As Gerard Vroomen mentioned, the only place where you can really lean the bike over is on pavement. With most gravel tires, that’s when you suddenly transition from the smooth center to the side knobs. What happens next? The knobs fold over, and the bike suddenly breaks away. If you’ve ever experienced that, you know it’s not a good feeling…
“But wait,” I hear you say, “You are riding knobbies in the photo. Why aren’t you losing grip leaning the bike over that far?”
That’s because I’m riding our Rene Herse dual-purpose knobbies. These tires roll as fast and corner as well as the best slicks. How is that possible? When we developed these tires, we started with a slick, and then cut away all the tread we don’t need, until only a computer-optimized knobby pattern remains. So instead of thinking of knobs, we thought about the rubber surface that we need on the road for speed and cornering grip. That’s fundamentally different from other knobbies, where the designers add knobs to the surface of the tire. Rene Herse knobbies still behave like slicks, because the knobs are designed so they don’t flex and squirm.
On the road, that means you don’t lose speed when you ride on hard surfaces. And you don’t lose traction when you lean the bike into corners.
Instead of giving you a semi-slick with side knobs that’s neither as a slick nor a knobby, we give you a choice between two excellent tread patterns. Our smooth all-road tires are perfect for dry conditions—paved or gravel—where knobs can’t dig into the surface and don’t really do much for you. Above is Ted King leading the pack on his way to 4th place in Unbound, the big gravel race in Kansas. He’s riding our smooth 700C x 44 mm Snoqualmie Pass tires.

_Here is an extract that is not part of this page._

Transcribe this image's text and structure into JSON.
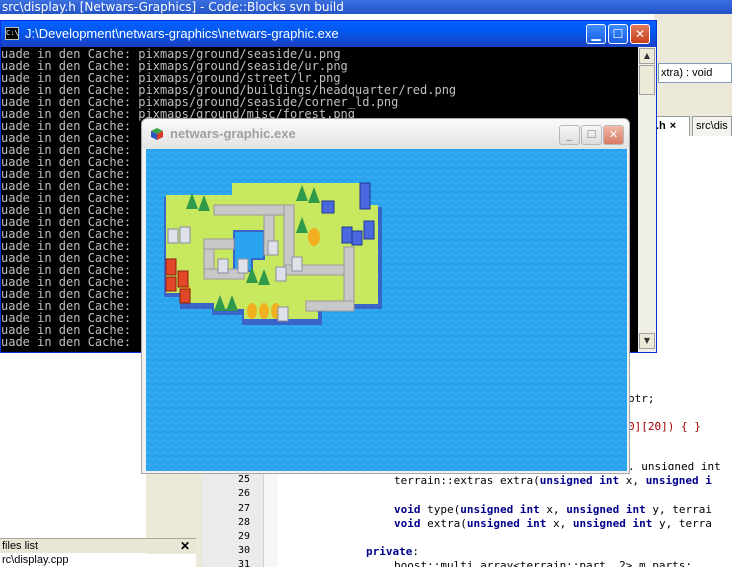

And when you need knobs, our dual-purpose knobbies provide excellent traction in mud and snow—without holding you back on the paved sections of your route. Because we know that most gravel races and rides include at least some pavement. Above is Brennan Wertz on our Hurricane Ridge knobbies on the way to winning the Shasta Gravel Hugger on a day that saw plenty of mud and snow.
From looking at our dual-purpose tires with their big knobs, you might think of them as clunky, heavy and slow on smooth ground. The tread looks almost like a mountain bike tire. But that’s a misunderstanding—these aren’t knobbies in the conventional sense, but slick tires with much of the tread cut away. You could ride them on a fast-paced road ride and have no trouble keeping up. (We’ve done that!) They are faster than many ‘road’ tires. Our latest models feature noise cancellation, where the knobs hit the ground in a staggered pattern to cancel the noise frequencies generated by other knobs. On pavement, these tires don’t just roll and corner like slicks, they are also (almost) as quiet. And on loose surfaces, in mud, in snow, our dual-purpose knobbies grip as tenaciously as you’d expect from their large, widely spaced knobs. These are truly no-compromise tires.
So why don’t we ride knobbies all the time? They have a little less directional stability, because the tread isn’t continuous—there is less of what experts call ‘pneumatic trail.’ They are a little heavier, too. And on a bike with fenders, you need more clearance, since the knobs can pick up stones and sticks that could get stuck in the fenders. Most of all, if you don’t need knobs, there’s no reason to put knobby tires on your bike. However, for a ride where the conditions ahead are uncertain, even if it’s 95% paved and only 5% gravel and mud (or snow), I’d pick our Rene Herse dual-purpose knobbies every time.
Photo credits: Andy Chasteen (Photo 5). Sean Bagshaw (Photo 6), Rugile Kaladyte (Photo 7)
- Gravel Myths (1): Too much tire?
- Gravel Myths (2): Smaller Knobs Roll Faster?
- Gravel Myths (3): Wide Tires Need Wide Rims?
- Gravel Myths (4): 700C Wheels Roll Faster?
- Results of Bicycle Quarterly’s tire tests
- Our book The All-Road Bike Revolution explores how bicycles really work.
- More about Rene Herse tires